main = print . foldr ((+).read') (0::Int) . lines =<< getContents
 
read' (x:xs) = if x == '-' then negate (sumify xs) else sumify (x:xs)
 
sumify = foldl (\n b -> ord b - ord '0' + 10 * n) 0

Nice and concise! I'd suggest renaming sumify, but perhaps str2int is better than my read variant? Does the ::Int buy you much? I really like to avoid the overflow bug, even if not relevant for the test data set. -k

3.6 Current entry

This entry has rather good performance, though space is a bit high. Currently placed 6th.
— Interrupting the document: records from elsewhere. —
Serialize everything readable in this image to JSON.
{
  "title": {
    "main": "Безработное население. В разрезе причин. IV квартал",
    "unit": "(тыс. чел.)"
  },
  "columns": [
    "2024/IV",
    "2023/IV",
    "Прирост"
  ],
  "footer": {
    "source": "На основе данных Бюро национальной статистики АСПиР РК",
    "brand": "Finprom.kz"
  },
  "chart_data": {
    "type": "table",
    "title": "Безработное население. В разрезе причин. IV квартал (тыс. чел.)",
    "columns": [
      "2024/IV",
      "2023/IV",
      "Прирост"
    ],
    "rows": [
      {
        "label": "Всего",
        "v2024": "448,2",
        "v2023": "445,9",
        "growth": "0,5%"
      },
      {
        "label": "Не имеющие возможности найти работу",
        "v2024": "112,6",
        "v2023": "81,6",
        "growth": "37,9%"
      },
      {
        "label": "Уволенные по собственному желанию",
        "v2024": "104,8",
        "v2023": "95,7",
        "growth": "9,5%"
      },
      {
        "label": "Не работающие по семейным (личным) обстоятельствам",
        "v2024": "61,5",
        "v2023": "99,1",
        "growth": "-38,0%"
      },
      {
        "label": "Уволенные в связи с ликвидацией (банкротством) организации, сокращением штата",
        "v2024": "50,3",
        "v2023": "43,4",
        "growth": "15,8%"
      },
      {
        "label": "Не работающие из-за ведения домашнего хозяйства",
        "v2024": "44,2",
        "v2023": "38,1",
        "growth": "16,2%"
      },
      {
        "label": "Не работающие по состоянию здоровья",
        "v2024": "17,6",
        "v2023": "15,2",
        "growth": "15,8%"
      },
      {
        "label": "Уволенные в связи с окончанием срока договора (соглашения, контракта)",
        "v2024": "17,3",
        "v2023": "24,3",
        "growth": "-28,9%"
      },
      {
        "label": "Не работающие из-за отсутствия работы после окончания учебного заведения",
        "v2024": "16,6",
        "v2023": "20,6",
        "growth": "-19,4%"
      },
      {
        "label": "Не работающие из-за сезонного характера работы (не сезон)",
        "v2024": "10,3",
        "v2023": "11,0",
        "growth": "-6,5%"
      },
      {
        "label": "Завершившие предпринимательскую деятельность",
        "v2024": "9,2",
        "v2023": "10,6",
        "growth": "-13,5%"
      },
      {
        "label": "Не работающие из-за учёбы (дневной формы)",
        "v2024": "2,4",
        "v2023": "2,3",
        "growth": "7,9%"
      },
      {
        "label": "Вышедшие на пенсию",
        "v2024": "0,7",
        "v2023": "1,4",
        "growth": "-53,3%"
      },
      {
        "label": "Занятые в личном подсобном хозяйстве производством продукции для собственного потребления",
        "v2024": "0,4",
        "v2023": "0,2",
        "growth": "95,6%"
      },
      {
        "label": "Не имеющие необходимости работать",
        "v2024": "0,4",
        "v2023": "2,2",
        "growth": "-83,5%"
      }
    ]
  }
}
import Char( ord )
 
main :: IO ()
main = getContents >>= print . accP 0 0
 
accP :: Int -> Int -> String -> Int
accP before this  []       =       before+this
accP before this ('\n':xs) = accP (before+this) 0                        xs
accP before this ('-' :xs) = accN  before       this                     xs
accP before this (x   :xs) = accP  before      (this*10+ord(x)-ord('0')) xs
 
accN :: Int -> Int -> String -> Int
accN before this  []       =       before-this
accN before this ('\n':xs) = accP (before-this) 0                        xs
accN before this (x   :xs) = accN  before      (this*10+ord(x)-ord('0')) xs